Saved data entries:
========================================

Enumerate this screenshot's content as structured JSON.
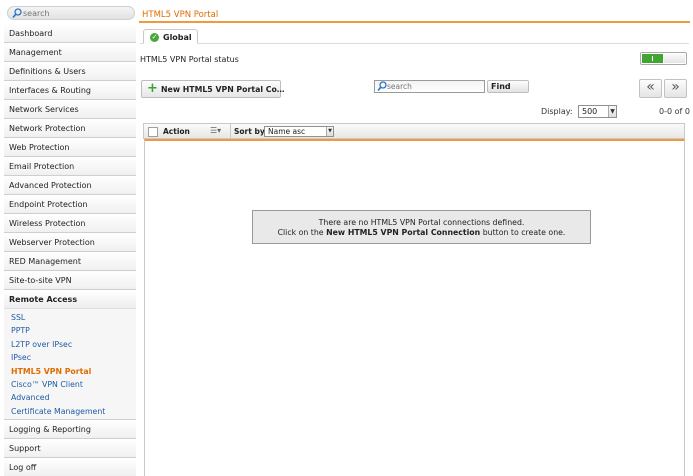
{
  "sidebar": {
    "search_placeholder": "search",
    "items_top": [
      {
        "label": "Dashboard"
      },
      {
        "label": "Management"
      },
      {
        "label": "Definitions & Users"
      },
      {
        "label": "Interfaces & Routing"
      },
      {
        "label": "Network Services"
      },
      {
        "label": "Network Protection"
      },
      {
        "label": "Web Protection"
      },
      {
        "label": "Email Protection"
      },
      {
        "label": "Advanced Protection"
      },
      {
        "label": "Endpoint Protection"
      },
      {
        "label": "Wireless Protection"
      },
      {
        "label": "Webserver Protection"
      },
      {
        "label": "RED Management"
      },
      {
        "label": "Site-to-site VPN"
      }
    ],
    "group": {
      "label": "Remote Access",
      "subitems": [
        {
          "label": "SSL"
        },
        {
          "label": "PPTP"
        },
        {
          "label": "L2TP over IPsec"
        },
        {
          "label": "IPsec"
        },
        {
          "label": "HTML5 VPN Portal",
          "active": true
        },
        {
          "label": "Cisco™ VPN Client"
        },
        {
          "label": "Advanced"
        },
        {
          "label": "Certificate Management"
        }
      ]
    },
    "items_bottom": [
      {
        "label": "Logging & Reporting"
      },
      {
        "label": "Support"
      },
      {
        "label": "Log off"
      }
    ]
  },
  "header": {
    "breadcrumb": "HTML5 VPN Portal"
  },
  "tabs": {
    "global_label": "Global"
  },
  "status": {
    "label": "HTML5 VPN Portal status",
    "enabled": true
  },
  "toolbar": {
    "new_button_label": "New HTML5 VPN Portal Co…",
    "search_placeholder": "search",
    "find_label": "Find",
    "prev_label": "«",
    "next_label": "»"
  },
  "paging": {
    "display_label": "Display:",
    "display_value": "500",
    "range": "0-0 of 0"
  },
  "list_header": {
    "action_label": "Action",
    "sort_label": "Sort by:",
    "sort_value": "Name asc"
  },
  "empty_state": {
    "line1": "There are no HTML5 VPN Portal connections defined.",
    "line2_prefix": "Click on the ",
    "line2_bold": "New HTML5 VPN Portal Connection",
    "line2_suffix": " button to create one."
  },
  "colors": {
    "accent": "#ee9a3d",
    "breadcrumb": "#e06d00",
    "link": "#1f5aa6",
    "toggle_on": "#40a532"
  }
}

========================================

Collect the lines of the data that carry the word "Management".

The completed task
        "label": "Management"
        "label": "RED Management"
          "label": "Certificate Management"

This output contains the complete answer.